Training opportunities will include an introduction to AI methodologies, use of high performance computation (HPC) resources, participation in various SCINet/AI COE working groups to learn and share new skills, and interactions with USDA-ARS experts in plant pathology, molecular genetics, and genomics.
Professional development activities will include leading a new AI-COE working group focused on use deep learning methods such as AlphaFold2 and RoseTTafold for 3D protein structure prediction as it relates to the study of plant disease resistance.
Learning Objectives: The participant will learn HPC computing technologies and will help develop and co-lead ARS-wide workshops, resulting in a community of scientific practice on the use of deep learning methods such as AlphaFold2 and RoseTTafold for 3D protein structure prediction as it relates to the study of plant disease resistance. The participant will have the opportunity to collaborate with multiple USDA ARS scientists on plant pathology, molecular genetics, and genomics projects, and to write collaborative scientific papers dealing with in silico prediction of plant protein interactions and automated high-throughput phenotyping of plant disease symptoms.
USDA-ARS Contact: If you have questions about the nature of the research, please contact Jeremy Edwards (firstname.lastname@example.org).
Anticipated Appointment Start Date: September 1, 2023. Start date is flexible and will depend on a variety of factors.
Appointment Length: The appointment will initially be for one year, but may be renewed upon recommendation of the mentor and ARS, and is contingent on the availability of funds.
Level of Participation: The appointment is full-time.
Participant Stipend: The participant(s) will receive a monthly stipend commensurate with educational level and experience.
Citizenship Requirements: This opportunity is available to U.S. citizens, Lawful Permanent Residents (LPR), and foreign nationals. Non-U.S. citizen applicants should refer to the Guidelines for Non-U.S. Citizens Details page of the program website for information about the valid immigration statuses that are acceptable for program participation.
ORISE Information: This program, administered by ORAU through its contract with the U.S. Department of Energy (DOE) to manage the Oak Ridge Institute for Science and Education (ORISE), was established through an interagency agreement between DOE and ARS. Participants do not become employees of USDA, ARS, DOE or the program administrator, and there are no employment-related benefits. Proof of health insurance is required for participation in this program. Health insurance can be obtained through ORISE.
Questions: Please visit our Program Website. If you have additional questions about the application process please email ORISE.ARS.SCINet@orau.org and include the reference code for this opportunity.
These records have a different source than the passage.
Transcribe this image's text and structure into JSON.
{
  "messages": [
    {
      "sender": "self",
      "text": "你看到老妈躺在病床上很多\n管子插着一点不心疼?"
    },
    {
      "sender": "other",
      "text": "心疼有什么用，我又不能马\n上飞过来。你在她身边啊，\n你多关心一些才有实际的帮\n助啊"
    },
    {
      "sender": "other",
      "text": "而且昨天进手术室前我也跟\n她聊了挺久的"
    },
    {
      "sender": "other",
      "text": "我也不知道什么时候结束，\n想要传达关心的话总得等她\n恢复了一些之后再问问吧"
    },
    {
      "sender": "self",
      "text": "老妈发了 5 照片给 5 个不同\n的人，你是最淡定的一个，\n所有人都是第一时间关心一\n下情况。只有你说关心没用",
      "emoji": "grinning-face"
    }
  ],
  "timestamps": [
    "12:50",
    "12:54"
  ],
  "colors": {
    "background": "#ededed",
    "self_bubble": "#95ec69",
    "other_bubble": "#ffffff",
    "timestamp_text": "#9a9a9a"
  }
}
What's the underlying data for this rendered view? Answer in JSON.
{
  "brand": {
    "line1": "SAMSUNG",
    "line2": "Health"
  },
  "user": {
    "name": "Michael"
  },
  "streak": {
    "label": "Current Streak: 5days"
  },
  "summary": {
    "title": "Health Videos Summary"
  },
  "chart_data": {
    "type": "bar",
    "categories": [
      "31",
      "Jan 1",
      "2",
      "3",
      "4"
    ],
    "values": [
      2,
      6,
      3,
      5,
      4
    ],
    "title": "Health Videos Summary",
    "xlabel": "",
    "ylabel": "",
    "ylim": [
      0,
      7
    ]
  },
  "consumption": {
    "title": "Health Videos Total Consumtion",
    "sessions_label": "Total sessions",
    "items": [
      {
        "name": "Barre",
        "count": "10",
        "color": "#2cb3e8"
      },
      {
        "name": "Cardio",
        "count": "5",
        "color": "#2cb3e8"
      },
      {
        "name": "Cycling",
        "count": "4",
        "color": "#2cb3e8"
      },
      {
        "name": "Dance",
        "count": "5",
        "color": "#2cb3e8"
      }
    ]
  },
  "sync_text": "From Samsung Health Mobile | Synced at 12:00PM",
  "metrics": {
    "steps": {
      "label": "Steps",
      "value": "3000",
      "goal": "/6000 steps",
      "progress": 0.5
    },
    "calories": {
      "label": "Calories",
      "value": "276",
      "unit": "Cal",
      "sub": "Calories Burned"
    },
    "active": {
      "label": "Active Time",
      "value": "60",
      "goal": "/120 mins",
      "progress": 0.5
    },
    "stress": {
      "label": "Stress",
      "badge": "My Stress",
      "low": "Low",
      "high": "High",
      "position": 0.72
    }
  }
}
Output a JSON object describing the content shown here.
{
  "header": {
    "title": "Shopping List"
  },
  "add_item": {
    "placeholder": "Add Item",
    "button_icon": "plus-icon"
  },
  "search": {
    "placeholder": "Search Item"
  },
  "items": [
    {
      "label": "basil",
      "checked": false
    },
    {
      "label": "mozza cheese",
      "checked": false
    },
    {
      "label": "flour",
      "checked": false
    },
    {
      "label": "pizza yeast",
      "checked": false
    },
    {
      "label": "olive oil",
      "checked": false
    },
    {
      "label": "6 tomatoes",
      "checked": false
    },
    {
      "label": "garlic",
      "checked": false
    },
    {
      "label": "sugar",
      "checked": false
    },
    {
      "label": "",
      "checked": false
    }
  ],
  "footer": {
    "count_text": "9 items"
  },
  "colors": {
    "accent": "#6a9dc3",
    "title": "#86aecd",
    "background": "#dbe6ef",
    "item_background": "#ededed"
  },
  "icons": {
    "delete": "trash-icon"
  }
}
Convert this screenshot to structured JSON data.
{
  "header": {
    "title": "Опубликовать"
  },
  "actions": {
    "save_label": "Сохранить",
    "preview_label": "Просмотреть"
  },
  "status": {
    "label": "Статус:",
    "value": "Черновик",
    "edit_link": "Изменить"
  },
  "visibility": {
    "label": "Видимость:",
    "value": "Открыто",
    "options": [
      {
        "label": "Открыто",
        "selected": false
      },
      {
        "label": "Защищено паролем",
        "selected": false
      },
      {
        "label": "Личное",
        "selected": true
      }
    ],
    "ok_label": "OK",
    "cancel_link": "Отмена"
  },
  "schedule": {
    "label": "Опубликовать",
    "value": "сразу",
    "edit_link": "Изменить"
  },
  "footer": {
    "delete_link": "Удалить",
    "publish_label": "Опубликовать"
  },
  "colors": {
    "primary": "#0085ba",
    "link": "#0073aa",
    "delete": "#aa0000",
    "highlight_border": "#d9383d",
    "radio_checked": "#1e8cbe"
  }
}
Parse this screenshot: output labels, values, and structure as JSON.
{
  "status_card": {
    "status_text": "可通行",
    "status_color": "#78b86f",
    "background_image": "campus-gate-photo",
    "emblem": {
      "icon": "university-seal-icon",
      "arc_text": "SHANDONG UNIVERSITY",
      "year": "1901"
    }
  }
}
The qualified candidate must have received a doctoral degree in one of the relevant fields (e.g. Computational Biology, Bioinformatics, Molecular Genetics, Biochemistry, Plant Breeding, Plant Pathology) before the start date of their appointment.